Board to review Cumberland DSS' actions in probe of girl's death
Posted October 1, 2010 5:42 p.m. EDT
Updated October 1, 2010 6:55 p.m. EDT
Fayetteville, N.C. — The board of the Cumberland County Department of Social Services will meet next week to discuss the agency's handling of the investigation of the death of Shaniya Davis last year.
The 5-year-old girl was reported missing from her Fayetteville home on Nov. 10. Her body was found in a patch of kudzu off a rural road near the Lee-Harnett County line six days later.
Cumberland County District Attorney Ed Grannis criticized DSS Thursday, saying it was more interested in protecting its image than in trying to help police solve Shaniya's disappearance.

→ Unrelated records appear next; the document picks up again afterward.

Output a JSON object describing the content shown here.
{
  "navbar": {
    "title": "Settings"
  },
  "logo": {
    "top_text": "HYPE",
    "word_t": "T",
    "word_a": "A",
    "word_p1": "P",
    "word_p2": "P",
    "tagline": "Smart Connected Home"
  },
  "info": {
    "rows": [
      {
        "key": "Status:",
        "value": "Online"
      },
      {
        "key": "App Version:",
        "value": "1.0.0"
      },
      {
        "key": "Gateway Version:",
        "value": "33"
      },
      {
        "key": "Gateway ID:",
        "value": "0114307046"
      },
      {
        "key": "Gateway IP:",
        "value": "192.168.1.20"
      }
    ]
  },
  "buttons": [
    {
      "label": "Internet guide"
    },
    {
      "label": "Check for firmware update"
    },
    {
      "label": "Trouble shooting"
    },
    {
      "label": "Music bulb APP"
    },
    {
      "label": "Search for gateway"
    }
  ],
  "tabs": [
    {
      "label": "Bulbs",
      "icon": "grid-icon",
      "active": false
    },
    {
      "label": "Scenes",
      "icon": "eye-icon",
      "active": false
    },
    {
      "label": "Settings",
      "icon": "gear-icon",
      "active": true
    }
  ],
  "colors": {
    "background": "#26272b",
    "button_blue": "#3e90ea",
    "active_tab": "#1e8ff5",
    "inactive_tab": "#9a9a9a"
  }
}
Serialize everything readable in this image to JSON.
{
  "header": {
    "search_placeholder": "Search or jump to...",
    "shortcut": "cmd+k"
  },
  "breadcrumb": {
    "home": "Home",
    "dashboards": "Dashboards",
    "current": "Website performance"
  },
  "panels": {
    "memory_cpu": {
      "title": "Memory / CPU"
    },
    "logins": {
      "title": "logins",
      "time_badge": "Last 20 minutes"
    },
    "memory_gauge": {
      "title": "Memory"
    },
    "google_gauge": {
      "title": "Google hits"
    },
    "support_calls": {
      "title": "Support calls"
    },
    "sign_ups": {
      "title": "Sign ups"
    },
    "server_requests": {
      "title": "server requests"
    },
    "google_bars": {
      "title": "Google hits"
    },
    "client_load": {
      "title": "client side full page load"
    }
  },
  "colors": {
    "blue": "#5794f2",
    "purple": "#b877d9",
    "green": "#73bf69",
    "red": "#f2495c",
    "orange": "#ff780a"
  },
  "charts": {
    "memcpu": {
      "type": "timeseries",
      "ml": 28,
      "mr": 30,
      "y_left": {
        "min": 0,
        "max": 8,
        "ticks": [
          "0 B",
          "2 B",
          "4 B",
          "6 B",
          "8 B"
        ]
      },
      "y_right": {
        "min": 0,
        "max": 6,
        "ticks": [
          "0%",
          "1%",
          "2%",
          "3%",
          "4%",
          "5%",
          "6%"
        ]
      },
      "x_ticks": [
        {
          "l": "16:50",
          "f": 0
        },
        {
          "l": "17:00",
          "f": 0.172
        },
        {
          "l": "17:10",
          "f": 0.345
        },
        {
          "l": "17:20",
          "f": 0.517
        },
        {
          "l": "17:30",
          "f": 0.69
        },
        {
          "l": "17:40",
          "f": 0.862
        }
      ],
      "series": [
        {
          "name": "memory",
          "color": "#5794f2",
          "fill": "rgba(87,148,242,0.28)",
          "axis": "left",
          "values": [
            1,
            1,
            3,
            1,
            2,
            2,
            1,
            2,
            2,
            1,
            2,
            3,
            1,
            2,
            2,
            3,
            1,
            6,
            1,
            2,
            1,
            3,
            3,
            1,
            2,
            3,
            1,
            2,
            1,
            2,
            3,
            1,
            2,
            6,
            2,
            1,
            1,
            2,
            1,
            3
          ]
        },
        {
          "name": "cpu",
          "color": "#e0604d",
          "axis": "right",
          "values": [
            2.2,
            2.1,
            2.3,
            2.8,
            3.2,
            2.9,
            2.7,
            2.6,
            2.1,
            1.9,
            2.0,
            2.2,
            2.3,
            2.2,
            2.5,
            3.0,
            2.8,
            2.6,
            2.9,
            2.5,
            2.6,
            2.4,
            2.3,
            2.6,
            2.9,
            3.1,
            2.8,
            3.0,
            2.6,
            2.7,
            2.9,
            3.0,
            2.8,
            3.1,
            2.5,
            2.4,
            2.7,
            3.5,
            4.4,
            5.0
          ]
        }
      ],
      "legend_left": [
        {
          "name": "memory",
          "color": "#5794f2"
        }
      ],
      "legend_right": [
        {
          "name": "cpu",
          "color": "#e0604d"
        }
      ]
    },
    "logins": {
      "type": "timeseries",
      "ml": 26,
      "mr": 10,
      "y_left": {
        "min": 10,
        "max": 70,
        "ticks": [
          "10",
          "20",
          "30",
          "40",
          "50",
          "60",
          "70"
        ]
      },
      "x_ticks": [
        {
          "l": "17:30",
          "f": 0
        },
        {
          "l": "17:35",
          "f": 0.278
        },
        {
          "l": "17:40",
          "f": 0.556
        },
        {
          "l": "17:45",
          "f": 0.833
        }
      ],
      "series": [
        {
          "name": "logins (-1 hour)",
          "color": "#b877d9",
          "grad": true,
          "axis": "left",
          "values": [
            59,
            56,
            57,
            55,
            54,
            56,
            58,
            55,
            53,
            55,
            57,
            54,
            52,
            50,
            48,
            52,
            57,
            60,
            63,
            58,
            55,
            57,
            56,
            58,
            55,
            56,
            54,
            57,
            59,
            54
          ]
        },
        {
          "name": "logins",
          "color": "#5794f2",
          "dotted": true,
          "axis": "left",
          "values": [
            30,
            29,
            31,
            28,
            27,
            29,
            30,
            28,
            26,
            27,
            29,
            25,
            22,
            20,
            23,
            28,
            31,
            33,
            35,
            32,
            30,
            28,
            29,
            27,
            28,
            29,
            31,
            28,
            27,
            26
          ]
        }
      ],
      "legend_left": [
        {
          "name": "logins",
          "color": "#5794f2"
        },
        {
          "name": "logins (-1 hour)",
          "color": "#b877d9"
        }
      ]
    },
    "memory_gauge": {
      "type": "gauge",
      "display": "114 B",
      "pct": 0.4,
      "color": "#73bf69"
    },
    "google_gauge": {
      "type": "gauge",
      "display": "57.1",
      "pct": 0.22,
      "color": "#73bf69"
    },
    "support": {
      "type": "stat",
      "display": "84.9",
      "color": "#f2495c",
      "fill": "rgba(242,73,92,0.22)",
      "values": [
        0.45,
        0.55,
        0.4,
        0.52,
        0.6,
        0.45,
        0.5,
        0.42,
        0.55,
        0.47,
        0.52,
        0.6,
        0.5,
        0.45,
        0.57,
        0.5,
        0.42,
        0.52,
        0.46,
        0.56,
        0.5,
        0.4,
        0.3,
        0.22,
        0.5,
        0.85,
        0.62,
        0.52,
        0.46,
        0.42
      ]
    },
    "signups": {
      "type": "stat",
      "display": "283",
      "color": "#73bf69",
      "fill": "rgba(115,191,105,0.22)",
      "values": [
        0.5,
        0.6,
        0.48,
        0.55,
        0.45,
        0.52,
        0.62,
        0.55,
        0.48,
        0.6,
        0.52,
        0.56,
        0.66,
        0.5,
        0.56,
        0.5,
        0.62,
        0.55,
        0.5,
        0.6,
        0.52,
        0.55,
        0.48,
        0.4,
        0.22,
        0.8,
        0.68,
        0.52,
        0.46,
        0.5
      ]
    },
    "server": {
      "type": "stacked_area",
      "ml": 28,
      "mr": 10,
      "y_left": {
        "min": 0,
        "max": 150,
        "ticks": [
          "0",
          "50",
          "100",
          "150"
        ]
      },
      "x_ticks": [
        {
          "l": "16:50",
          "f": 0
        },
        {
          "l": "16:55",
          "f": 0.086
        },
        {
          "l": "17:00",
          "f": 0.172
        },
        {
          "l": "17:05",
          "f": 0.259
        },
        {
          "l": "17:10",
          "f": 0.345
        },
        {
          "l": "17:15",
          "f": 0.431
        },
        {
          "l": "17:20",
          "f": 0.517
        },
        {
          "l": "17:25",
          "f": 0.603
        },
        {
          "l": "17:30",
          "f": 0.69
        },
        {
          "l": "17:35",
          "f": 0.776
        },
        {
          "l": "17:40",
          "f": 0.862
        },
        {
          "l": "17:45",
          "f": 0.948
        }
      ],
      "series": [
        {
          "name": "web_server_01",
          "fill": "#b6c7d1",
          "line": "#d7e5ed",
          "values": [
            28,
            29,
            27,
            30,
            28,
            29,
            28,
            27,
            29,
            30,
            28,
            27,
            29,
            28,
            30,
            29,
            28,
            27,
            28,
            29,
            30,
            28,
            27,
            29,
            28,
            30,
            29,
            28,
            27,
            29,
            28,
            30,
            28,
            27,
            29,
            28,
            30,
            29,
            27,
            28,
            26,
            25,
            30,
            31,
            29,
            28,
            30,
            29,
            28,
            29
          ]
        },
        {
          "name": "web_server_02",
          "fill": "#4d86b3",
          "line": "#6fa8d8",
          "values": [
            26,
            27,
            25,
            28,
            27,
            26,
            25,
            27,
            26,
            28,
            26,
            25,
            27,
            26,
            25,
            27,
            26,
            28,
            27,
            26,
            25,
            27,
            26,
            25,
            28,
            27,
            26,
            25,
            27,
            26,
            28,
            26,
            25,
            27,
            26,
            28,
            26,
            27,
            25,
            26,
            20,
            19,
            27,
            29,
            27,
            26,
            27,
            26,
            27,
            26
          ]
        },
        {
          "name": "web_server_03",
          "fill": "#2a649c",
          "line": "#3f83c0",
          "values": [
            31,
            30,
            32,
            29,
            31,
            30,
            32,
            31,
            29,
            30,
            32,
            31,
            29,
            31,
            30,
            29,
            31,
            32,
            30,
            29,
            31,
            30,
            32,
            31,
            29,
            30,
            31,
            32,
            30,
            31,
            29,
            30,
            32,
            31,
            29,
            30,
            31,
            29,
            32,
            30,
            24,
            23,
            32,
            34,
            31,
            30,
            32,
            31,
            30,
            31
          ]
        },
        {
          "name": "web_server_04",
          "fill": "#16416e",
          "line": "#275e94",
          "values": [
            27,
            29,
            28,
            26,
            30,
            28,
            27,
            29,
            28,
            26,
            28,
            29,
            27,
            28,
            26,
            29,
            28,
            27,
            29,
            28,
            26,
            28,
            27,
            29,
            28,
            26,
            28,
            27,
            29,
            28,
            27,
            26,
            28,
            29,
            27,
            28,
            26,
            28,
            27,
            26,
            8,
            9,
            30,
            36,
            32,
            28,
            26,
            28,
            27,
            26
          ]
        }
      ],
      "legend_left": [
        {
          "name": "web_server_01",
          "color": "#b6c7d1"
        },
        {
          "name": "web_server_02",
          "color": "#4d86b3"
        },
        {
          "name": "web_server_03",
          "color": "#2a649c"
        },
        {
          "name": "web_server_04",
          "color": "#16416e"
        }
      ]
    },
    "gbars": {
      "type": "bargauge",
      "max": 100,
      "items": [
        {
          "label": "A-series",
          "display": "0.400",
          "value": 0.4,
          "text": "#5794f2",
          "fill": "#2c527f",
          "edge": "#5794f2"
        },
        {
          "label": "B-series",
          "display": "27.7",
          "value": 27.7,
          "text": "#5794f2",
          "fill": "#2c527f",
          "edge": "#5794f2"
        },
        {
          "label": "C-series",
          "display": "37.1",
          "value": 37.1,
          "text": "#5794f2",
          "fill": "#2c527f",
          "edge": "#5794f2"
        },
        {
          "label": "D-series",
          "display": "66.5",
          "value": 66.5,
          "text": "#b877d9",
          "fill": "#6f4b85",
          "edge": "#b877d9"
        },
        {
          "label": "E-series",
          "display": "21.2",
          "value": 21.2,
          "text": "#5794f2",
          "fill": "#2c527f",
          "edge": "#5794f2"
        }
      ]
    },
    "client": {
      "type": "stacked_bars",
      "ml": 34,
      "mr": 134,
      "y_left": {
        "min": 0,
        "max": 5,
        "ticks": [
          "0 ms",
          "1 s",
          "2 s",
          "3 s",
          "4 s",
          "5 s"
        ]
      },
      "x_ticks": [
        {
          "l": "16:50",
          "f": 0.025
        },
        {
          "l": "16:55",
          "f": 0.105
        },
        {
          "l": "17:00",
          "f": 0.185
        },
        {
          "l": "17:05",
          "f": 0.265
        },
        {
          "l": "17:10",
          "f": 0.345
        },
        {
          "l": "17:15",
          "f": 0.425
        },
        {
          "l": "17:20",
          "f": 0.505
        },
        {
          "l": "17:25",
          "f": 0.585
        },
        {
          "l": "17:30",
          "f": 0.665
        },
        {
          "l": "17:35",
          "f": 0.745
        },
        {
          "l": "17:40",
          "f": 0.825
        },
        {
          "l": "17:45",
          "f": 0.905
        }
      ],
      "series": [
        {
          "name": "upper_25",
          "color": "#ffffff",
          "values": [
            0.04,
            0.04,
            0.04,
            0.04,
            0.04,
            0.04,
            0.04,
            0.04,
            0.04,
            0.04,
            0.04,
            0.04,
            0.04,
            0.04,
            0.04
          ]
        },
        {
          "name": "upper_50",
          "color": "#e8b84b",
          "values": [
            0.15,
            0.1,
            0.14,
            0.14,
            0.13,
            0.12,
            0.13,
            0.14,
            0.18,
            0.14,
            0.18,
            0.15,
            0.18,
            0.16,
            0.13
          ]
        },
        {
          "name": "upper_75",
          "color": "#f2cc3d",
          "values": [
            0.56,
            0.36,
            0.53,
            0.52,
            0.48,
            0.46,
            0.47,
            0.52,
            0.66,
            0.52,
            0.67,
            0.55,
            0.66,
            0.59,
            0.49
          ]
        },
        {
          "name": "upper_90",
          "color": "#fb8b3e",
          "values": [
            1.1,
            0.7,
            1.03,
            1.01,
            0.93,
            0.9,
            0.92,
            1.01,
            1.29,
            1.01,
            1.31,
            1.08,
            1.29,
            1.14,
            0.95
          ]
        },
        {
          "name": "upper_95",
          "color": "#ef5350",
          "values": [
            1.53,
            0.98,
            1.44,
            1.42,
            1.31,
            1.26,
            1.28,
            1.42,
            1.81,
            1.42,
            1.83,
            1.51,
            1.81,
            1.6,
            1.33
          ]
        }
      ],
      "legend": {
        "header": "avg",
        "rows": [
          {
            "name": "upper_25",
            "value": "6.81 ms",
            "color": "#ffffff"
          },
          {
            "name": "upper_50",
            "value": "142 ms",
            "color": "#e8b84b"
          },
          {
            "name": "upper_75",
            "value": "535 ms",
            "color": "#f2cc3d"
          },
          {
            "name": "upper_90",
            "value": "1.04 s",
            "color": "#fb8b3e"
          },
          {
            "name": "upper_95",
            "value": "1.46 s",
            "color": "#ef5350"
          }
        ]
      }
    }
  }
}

DSS previously worked with Shaniya's family regarding her older brother, according to family members. The case was later closed without action, they said.
Grannis said DSS turned over information to police investigating Shaniya's disappearance only after a judge ordered the agency to do so, resulting in a three-day delay in gaining valuable details.
Social workers also told investigators that DSS Director Brenda Jackson told them to print copies of all e-mails about the case and then delete the e-mails and to limit written communications about the case.
Jackson has declined to comment about the case.
Deputy Cumberland County Manager Juanita Pilgrim, who oversees DSS, said Friday that the criticism is unfair.
"It's not as bad as it sounds," Pilgrim said. "I think the decisions that were made by DSS were made not to hide anything but in following the guidelines and for the protection of the case itself."
The county board will review the information collected by the State Bureau of Investigation in its review of DSS' conduct and will "work on those things to make the public feel that we are doing everything that we can to provide an environment for all the clients, children and families we serve," she said.
Grannis said he wouldn't pursue criminal charges against DSS, saying it would be difficult to prove Jackson or others intended to destroy evidence.
Mario Andrette McNeill, 29, of 2613 Pine Springs Drive, has been charged with first-degree murder, first-degree rape of a child and first-degree kidnapping in Shaniya's death. Police have characterized him as a family acquaintance.
An autopsy determined that Shaniya died of asphyxiation and that injuries she suffered were consistent with a sexual assault. A medical examiner noted in the autopsy that investigators believe the girl was used to pay off a drug debt.
Shaniya's mother, Antoinette Nicole Davis, 25, has been charged with human trafficking, felony child abuse–prostitution, filing a false police report and obstructing a police investigation. Arrest warrants state that Davis "did knowingly provide Shaniya with the intent that she be held in sexual servitude" and "did permit an act of prostitution with Shaniya."